▶ [Exercise objective]
What lines in the records include the string "Give"? Return each one.

Items from an interface collection
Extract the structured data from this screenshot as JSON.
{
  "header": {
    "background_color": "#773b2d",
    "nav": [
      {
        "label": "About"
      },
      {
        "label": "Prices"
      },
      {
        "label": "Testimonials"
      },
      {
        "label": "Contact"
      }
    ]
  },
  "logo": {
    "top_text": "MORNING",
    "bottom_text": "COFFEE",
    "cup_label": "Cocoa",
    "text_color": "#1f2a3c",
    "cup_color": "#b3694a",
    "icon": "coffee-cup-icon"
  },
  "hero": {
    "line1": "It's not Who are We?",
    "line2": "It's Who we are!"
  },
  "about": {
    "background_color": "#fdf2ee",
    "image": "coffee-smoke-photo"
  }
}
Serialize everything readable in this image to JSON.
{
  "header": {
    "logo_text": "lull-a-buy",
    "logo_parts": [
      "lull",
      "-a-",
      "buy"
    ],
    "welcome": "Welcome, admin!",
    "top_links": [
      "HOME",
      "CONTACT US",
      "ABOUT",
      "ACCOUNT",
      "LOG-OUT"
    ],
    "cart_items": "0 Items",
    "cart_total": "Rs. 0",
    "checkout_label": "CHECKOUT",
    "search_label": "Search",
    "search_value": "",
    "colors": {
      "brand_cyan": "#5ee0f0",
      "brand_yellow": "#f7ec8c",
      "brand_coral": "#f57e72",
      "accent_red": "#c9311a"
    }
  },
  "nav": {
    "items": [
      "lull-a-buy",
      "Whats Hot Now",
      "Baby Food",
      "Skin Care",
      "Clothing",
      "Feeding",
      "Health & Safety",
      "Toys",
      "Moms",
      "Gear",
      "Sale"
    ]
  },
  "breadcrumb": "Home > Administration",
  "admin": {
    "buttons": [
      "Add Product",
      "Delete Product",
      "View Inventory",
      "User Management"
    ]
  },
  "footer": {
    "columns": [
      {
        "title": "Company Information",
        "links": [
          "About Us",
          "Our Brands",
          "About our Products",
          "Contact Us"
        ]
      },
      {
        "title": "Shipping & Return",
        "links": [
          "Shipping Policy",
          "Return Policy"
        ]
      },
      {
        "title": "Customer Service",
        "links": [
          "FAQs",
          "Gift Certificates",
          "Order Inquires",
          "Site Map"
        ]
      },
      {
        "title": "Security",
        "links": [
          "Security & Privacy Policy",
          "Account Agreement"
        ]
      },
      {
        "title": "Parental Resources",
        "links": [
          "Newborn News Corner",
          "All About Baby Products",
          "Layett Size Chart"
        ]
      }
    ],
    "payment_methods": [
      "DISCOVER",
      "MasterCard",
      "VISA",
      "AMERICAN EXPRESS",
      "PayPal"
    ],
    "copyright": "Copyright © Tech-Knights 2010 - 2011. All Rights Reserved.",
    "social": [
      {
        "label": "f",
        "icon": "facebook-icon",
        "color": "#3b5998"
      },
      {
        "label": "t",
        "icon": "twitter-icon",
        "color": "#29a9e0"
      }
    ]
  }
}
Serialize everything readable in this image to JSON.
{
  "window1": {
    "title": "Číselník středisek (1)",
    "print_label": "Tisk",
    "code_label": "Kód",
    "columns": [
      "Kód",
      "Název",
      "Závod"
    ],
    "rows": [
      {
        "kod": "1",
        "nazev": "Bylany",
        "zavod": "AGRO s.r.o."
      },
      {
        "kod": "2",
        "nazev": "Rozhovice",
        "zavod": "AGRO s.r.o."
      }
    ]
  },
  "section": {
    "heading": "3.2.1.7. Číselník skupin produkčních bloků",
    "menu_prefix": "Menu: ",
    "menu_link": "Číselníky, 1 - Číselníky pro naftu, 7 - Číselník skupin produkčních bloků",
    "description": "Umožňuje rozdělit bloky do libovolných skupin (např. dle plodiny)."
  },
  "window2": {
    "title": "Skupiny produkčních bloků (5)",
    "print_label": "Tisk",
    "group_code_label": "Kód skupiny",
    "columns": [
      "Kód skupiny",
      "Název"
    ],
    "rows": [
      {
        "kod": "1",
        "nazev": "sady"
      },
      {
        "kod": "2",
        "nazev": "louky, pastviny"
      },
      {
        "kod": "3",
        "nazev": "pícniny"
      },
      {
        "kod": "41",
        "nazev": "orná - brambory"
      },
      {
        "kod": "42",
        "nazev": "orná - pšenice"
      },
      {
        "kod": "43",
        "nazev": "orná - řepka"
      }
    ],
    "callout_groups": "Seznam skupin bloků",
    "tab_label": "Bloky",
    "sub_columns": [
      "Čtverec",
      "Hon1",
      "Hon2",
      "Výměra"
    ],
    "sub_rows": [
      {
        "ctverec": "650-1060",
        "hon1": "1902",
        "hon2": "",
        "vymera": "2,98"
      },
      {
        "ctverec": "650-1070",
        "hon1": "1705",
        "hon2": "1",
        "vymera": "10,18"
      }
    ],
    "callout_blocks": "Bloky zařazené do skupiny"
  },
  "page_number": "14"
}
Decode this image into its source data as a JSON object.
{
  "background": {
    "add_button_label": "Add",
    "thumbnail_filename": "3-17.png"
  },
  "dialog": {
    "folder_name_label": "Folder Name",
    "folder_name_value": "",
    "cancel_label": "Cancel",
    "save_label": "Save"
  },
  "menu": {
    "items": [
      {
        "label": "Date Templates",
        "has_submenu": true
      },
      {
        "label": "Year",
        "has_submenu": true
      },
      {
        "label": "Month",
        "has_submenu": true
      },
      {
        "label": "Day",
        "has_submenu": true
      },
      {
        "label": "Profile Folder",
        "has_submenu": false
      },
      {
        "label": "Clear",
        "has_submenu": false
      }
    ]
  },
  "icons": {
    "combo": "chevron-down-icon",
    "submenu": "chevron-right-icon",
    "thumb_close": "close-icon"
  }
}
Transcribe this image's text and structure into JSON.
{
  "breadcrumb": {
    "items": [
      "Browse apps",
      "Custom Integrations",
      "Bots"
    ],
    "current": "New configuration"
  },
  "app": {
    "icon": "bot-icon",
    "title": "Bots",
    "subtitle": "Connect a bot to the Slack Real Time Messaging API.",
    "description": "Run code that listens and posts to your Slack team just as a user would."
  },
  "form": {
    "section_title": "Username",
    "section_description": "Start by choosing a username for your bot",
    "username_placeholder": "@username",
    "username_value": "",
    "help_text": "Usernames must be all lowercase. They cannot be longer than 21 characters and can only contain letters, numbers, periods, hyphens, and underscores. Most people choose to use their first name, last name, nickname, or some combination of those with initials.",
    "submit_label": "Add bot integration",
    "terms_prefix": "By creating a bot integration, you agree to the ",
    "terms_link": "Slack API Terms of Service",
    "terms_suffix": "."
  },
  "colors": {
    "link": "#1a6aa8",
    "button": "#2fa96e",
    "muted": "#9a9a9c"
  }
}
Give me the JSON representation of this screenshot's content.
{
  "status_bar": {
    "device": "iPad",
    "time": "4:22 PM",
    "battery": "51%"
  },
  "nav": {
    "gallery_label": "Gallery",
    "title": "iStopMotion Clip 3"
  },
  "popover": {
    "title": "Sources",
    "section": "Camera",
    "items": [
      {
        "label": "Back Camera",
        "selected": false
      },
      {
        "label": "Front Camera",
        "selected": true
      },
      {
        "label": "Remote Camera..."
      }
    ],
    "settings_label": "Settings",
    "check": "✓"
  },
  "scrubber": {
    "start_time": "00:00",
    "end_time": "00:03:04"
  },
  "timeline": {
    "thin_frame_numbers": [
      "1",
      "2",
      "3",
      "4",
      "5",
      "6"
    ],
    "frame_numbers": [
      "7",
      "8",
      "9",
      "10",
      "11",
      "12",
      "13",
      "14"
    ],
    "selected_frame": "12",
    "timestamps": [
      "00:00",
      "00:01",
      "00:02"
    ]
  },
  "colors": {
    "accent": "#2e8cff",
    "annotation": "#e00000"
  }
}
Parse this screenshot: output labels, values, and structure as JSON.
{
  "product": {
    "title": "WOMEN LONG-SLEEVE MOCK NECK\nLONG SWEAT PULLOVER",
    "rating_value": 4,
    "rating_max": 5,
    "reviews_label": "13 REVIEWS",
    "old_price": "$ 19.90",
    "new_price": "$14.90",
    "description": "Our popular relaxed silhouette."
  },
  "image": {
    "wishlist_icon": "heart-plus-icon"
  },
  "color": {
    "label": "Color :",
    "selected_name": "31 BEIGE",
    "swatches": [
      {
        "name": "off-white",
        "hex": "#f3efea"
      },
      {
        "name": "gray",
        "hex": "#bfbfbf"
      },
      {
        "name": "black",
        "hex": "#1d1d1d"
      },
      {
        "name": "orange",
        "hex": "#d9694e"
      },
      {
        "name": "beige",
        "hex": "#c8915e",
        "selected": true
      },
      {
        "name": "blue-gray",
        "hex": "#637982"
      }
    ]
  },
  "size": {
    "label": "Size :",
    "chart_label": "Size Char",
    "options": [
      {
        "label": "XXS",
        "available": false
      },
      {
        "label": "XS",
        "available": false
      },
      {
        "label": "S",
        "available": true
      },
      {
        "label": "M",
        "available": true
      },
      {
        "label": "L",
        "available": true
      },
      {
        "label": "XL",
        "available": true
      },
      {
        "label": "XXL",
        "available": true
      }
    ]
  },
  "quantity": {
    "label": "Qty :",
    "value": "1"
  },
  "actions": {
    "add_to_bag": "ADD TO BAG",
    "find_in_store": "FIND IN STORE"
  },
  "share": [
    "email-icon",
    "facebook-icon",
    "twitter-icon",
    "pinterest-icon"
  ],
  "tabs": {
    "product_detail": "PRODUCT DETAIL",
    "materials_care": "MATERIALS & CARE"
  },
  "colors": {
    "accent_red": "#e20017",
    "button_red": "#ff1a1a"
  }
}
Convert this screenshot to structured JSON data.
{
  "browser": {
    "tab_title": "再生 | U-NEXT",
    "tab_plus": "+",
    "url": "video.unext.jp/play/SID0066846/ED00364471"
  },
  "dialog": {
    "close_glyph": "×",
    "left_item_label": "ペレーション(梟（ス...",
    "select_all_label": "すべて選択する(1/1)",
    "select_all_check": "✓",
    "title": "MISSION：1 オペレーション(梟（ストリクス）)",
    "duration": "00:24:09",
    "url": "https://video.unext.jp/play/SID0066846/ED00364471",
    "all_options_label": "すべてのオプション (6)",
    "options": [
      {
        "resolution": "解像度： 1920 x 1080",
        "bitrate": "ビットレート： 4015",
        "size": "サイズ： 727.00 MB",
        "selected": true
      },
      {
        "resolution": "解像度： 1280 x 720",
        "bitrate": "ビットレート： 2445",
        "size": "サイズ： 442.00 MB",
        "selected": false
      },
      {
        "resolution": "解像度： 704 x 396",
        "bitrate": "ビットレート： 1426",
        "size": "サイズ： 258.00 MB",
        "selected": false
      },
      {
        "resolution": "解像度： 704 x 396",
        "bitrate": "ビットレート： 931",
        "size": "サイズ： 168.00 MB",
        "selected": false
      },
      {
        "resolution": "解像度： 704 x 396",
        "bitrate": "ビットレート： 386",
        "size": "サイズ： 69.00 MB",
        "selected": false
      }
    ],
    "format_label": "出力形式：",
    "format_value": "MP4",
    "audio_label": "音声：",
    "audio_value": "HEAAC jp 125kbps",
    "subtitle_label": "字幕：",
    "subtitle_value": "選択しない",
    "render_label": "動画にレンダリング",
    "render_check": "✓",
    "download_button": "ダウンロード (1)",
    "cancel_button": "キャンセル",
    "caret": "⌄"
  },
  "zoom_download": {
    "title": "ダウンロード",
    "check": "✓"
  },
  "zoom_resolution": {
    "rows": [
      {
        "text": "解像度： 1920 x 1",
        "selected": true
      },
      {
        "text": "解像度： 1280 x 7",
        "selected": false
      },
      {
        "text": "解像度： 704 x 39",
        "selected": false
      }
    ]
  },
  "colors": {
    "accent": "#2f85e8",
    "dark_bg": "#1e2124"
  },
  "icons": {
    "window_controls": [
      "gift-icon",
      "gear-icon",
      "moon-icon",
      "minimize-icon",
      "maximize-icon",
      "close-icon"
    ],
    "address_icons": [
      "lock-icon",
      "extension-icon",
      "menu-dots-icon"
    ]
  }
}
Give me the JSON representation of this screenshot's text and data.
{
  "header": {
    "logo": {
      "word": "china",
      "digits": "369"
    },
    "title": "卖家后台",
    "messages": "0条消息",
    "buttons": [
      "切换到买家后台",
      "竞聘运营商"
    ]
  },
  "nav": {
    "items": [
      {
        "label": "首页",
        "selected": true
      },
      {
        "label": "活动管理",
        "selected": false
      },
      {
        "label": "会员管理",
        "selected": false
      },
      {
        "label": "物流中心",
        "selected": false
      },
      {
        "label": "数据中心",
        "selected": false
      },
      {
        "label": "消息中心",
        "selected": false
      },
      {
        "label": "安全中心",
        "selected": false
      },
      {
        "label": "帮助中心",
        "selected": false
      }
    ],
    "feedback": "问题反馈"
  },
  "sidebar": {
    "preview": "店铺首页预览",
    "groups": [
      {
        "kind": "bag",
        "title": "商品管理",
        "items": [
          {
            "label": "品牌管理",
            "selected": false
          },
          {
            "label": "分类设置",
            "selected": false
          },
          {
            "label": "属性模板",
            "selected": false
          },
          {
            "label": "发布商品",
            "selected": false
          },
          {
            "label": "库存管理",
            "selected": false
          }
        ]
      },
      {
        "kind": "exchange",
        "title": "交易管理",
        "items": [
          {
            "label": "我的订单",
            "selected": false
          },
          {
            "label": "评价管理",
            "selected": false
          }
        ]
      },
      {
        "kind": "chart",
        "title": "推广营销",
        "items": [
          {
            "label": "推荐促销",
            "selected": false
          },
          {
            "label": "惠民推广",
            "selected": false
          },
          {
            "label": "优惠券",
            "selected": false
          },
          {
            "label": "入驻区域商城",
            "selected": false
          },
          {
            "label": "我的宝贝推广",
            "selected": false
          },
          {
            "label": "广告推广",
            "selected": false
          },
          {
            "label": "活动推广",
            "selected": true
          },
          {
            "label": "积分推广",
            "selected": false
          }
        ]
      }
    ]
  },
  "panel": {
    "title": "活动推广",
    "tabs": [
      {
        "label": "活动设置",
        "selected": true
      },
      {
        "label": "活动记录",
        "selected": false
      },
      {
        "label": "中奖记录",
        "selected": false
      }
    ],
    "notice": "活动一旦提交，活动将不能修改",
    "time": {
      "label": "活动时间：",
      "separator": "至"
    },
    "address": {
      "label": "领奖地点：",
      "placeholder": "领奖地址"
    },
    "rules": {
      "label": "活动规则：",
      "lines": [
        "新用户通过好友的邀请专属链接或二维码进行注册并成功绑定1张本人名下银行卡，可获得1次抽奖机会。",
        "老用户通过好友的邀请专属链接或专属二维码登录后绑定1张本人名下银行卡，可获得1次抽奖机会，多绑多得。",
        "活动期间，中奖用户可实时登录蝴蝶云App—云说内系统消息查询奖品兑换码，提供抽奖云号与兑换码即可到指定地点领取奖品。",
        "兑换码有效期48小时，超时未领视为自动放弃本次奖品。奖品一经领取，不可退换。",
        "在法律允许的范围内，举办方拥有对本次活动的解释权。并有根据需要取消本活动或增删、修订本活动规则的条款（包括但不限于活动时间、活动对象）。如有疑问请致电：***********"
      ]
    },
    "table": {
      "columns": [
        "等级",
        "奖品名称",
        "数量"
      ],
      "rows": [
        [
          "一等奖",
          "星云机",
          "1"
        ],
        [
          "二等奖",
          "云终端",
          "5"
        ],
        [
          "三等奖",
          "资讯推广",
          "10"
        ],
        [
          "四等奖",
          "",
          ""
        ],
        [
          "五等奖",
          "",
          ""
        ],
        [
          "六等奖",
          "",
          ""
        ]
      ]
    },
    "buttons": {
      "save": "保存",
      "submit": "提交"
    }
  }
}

▶ [Task answer]
Give me the JSON representation of this screenshot's content.
Give me the JSON representation of this screenshot's text and data.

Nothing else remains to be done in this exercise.